**Task objective**
State how many lines of the material below contain the word "icon". Add nothing else.

★ ★ ★ ★

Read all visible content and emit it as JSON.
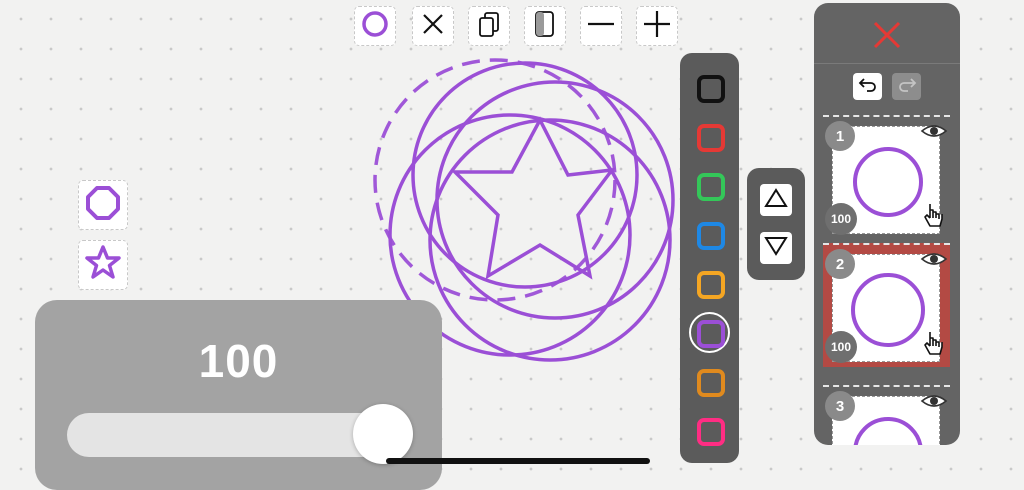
{
  "toolbar": {
    "items": [
      {
        "icon": "circle-shape-icon"
      },
      {
        "icon": "close-icon"
      },
      {
        "icon": "duplicate-icon"
      },
      {
        "icon": "split-icon"
      },
      {
        "icon": "minus-icon"
      },
      {
        "icon": "plus-icon"
      }
    ]
  },
  "shapes_panel": {
    "items": [
      {
        "icon": "circle-shape-icon"
      },
      {
        "icon": "star-shape-icon"
      }
    ]
  },
  "opacity": {
    "value": "100",
    "slider_level": 1.0
  },
  "palette": {
    "colors": [
      "#111111",
      "#e53935",
      "#34c759",
      "#1e88e5",
      "#f5a623",
      "#9b4fd6",
      "#e08a1e",
      "#ff2d83"
    ],
    "selected_index": 5
  },
  "accent_color": "#9b4fd6",
  "layers": {
    "items": [
      {
        "number": "1",
        "opacity": "100"
      },
      {
        "number": "2",
        "opacity": "100"
      },
      {
        "number": "3"
      }
    ],
    "selected_index": 1
  }
}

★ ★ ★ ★

**Completed exercise**
8